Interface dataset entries

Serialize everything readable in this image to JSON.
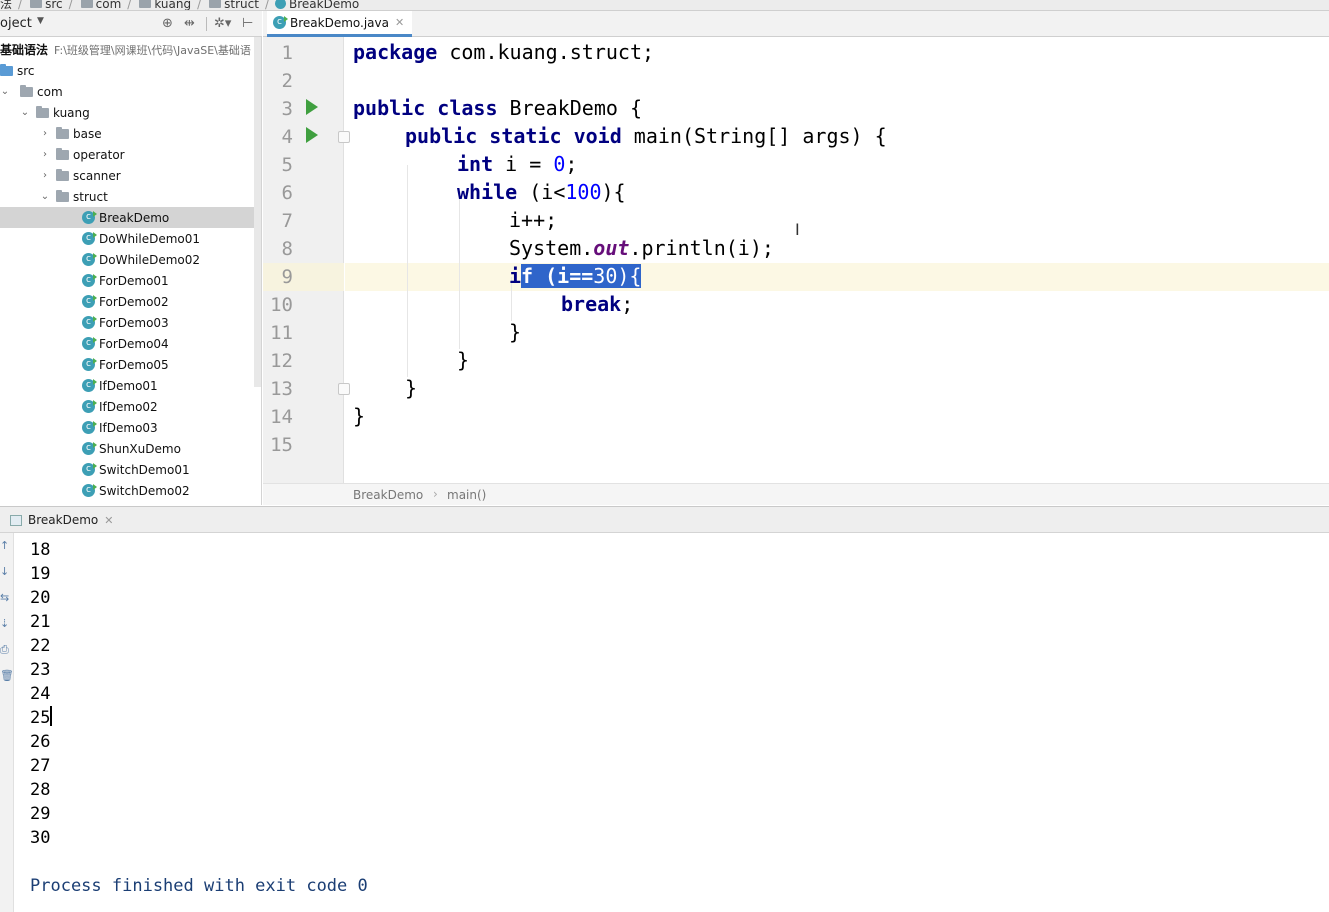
{
  "breadcrumb": [
    "法",
    "src",
    "com",
    "kuang",
    "struct",
    "BreakDemo"
  ],
  "project_panel": {
    "title": "oject",
    "tree": [
      {
        "label": "基础语法",
        "path": "F:\\班级管理\\网课班\\代码\\JavaSE\\基础语",
        "kind": "module"
      },
      {
        "label": "src",
        "kind": "src-folder"
      },
      {
        "label": "com",
        "kind": "package",
        "expanded": true
      },
      {
        "label": "kuang",
        "kind": "package",
        "expanded": true
      },
      {
        "label": "base",
        "kind": "package",
        "expanded": false
      },
      {
        "label": "operator",
        "kind": "package",
        "expanded": false
      },
      {
        "label": "scanner",
        "kind": "package",
        "expanded": false
      },
      {
        "label": "struct",
        "kind": "package",
        "expanded": true
      },
      {
        "label": "BreakDemo",
        "kind": "class",
        "selected": true
      },
      {
        "label": "DoWhileDemo01",
        "kind": "class"
      },
      {
        "label": "DoWhileDemo02",
        "kind": "class"
      },
      {
        "label": "ForDemo01",
        "kind": "class"
      },
      {
        "label": "ForDemo02",
        "kind": "class"
      },
      {
        "label": "ForDemo03",
        "kind": "class"
      },
      {
        "label": "ForDemo04",
        "kind": "class"
      },
      {
        "label": "ForDemo05",
        "kind": "class"
      },
      {
        "label": "IfDemo01",
        "kind": "class"
      },
      {
        "label": "IfDemo02",
        "kind": "class"
      },
      {
        "label": "IfDemo03",
        "kind": "class"
      },
      {
        "label": "ShunXuDemo",
        "kind": "class"
      },
      {
        "label": "SwitchDemo01",
        "kind": "class"
      },
      {
        "label": "SwitchDemo02",
        "kind": "class"
      }
    ]
  },
  "editor": {
    "tab_label": "BreakDemo.java",
    "line_numbers": [
      "1",
      "2",
      "3",
      "4",
      "5",
      "6",
      "7",
      "8",
      "9",
      "10",
      "11",
      "12",
      "13",
      "14",
      "15"
    ],
    "code": {
      "l1_kw": "package",
      "l1_rest": " com.kuang.struct;",
      "l3_kw": "public class",
      "l3_rest": " BreakDemo {",
      "l4_kw": "public static void",
      "l4_rest": " main(String[] args) {",
      "l5_kw": "int",
      "l5_mid": " i = ",
      "l5_num": "0",
      "l5_end": ";",
      "l6_kw": "while",
      "l6_mid": " (i<",
      "l6_num": "100",
      "l6_end": "){",
      "l7": "i++;",
      "l8_a": "System.",
      "l8_fld": "out",
      "l8_b": ".println(i);",
      "l9_pre": "i",
      "l9_sel_a": "f (i==",
      "l9_sel_num": "30",
      "l9_sel_b": "){",
      "l10_kw": "break",
      "l10_end": ";",
      "l11": "}",
      "l12": "}",
      "l13": "}",
      "l14": "}"
    },
    "breadcrumb": [
      "BreakDemo",
      "main()"
    ]
  },
  "run_panel": {
    "tab_label": "BreakDemo",
    "output": [
      "18",
      "19",
      "20",
      "21",
      "22",
      "23",
      "24",
      "25",
      "26",
      "27",
      "28",
      "29",
      "30"
    ],
    "exit_message": "Process finished with exit code 0"
  }
}
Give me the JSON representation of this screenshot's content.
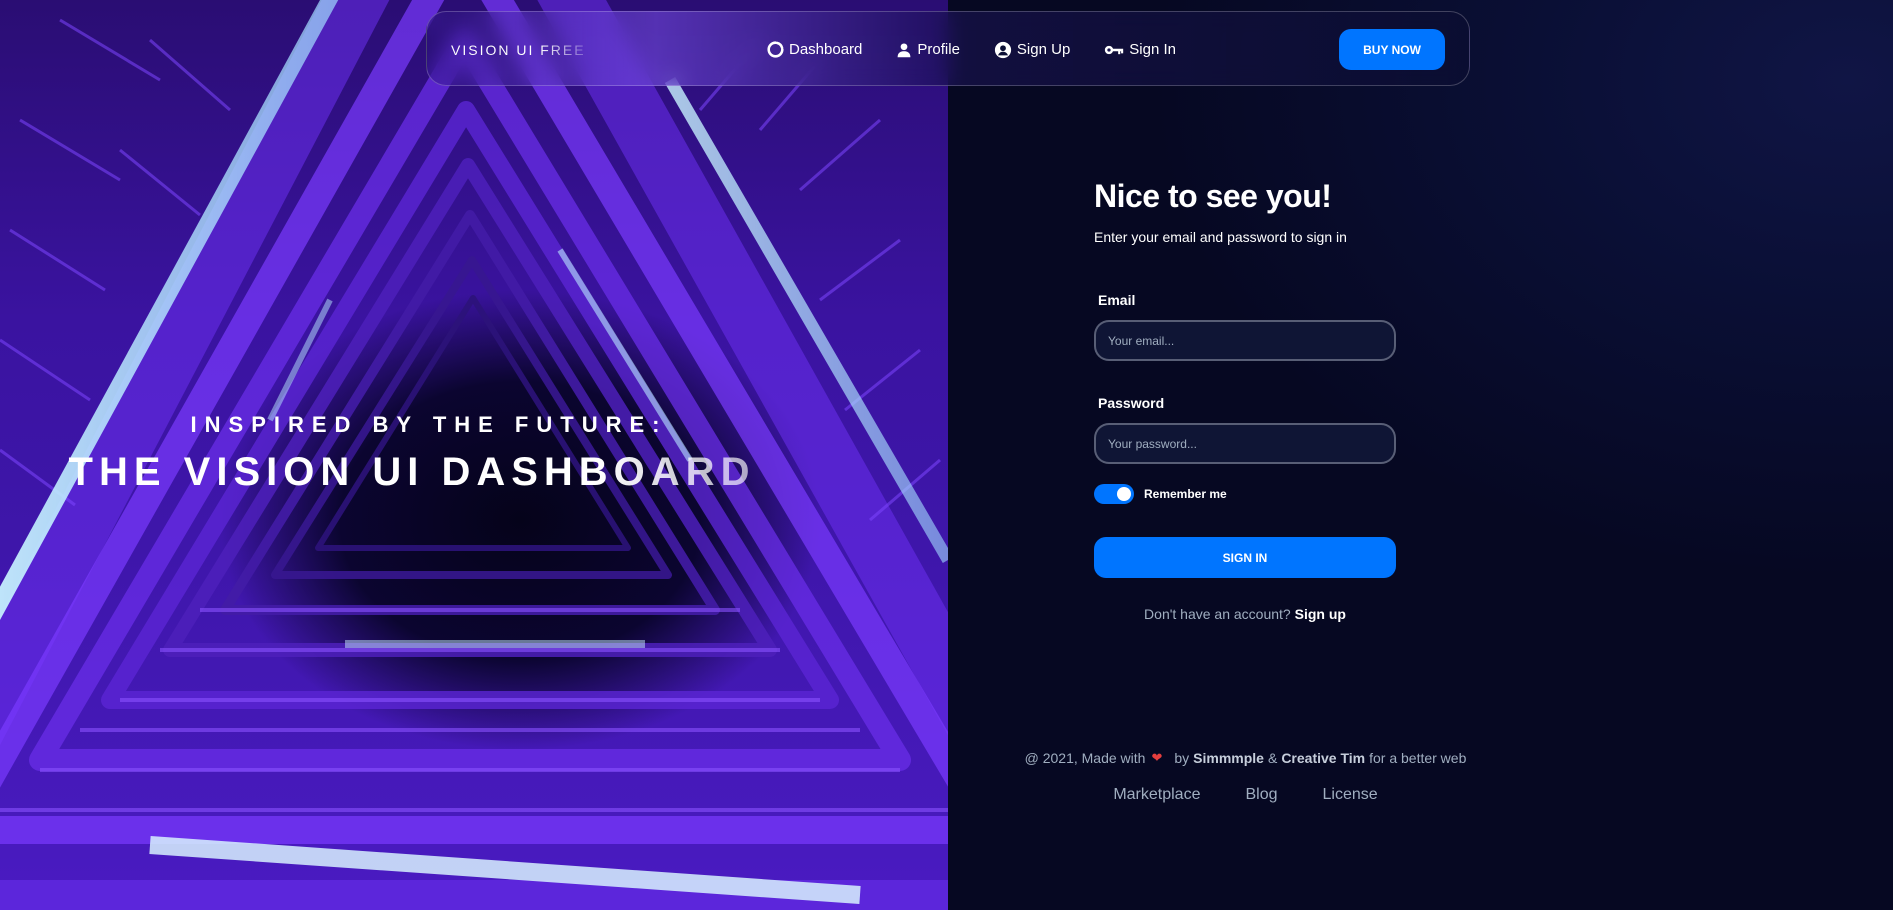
{
  "hero": {
    "subtitle": "INSPIRED BY THE FUTURE:",
    "title": "THE VISION UI DASHBOARD"
  },
  "navbar": {
    "brand": "VISION UI FREE",
    "links": [
      {
        "label": "Dashboard",
        "icon": "dashboard-icon"
      },
      {
        "label": "Profile",
        "icon": "person-icon"
      },
      {
        "label": "Sign Up",
        "icon": "user-circle-icon"
      },
      {
        "label": "Sign In",
        "icon": "key-icon"
      }
    ],
    "buy_label": "BUY NOW"
  },
  "form": {
    "title": "Nice to see you!",
    "description": "Enter your email and password to sign in",
    "email_label": "Email",
    "email_placeholder": "Your email...",
    "password_label": "Password",
    "password_placeholder": "Your password...",
    "remember_label": "Remember me",
    "remember_on": true,
    "submit_label": "SIGN IN",
    "no_account_text": "Don't have an account?",
    "signup_link": "Sign up"
  },
  "footer": {
    "prefix": "@ 2021, Made with",
    "by": "by",
    "author1": "Simmmple",
    "amp": "&",
    "author2": "Creative Tim",
    "suffix": "for a better web",
    "links": [
      "Marketplace",
      "Blog",
      "License"
    ]
  },
  "colors": {
    "accent": "#0075ff",
    "background": "#070a24",
    "hero_purple": "#4a1bc2"
  }
}
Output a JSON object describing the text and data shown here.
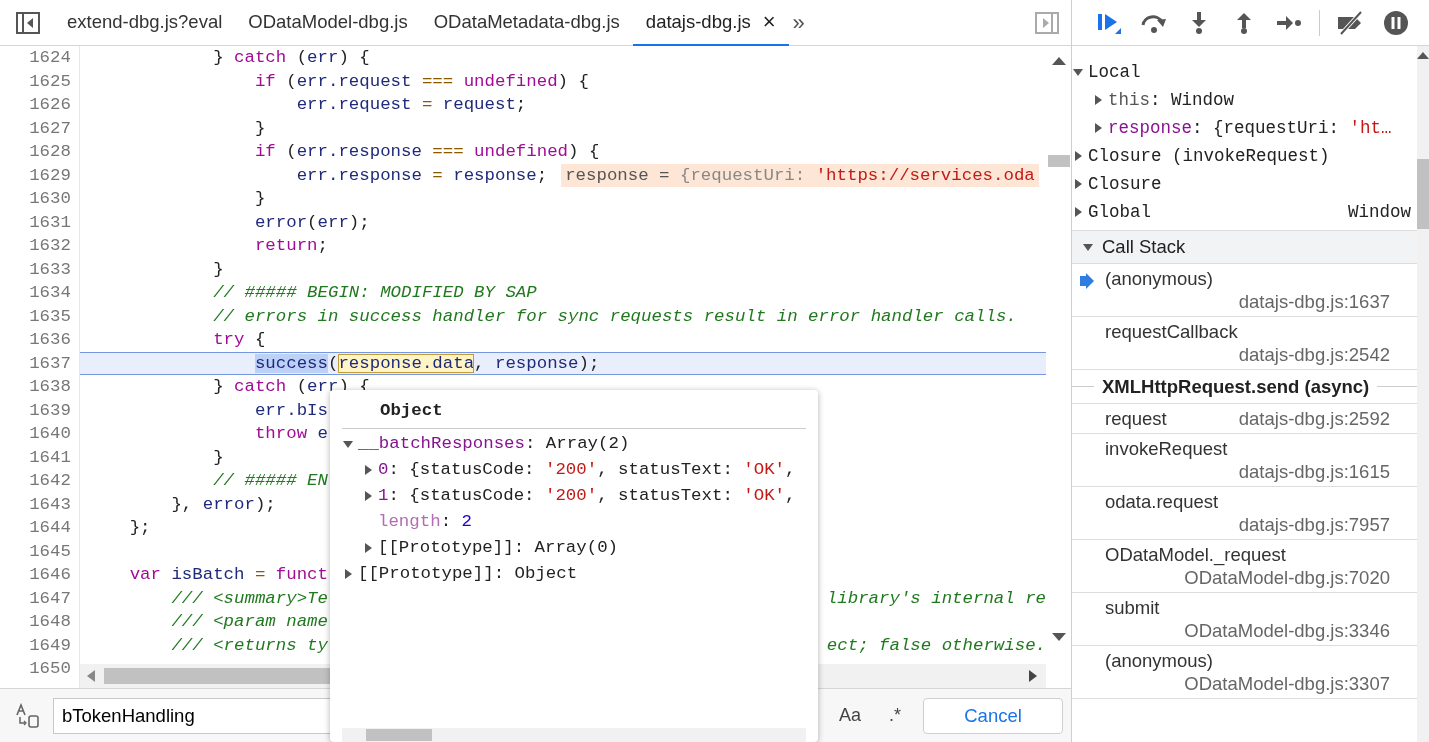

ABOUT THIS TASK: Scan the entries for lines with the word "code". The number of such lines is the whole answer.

RESULT: 2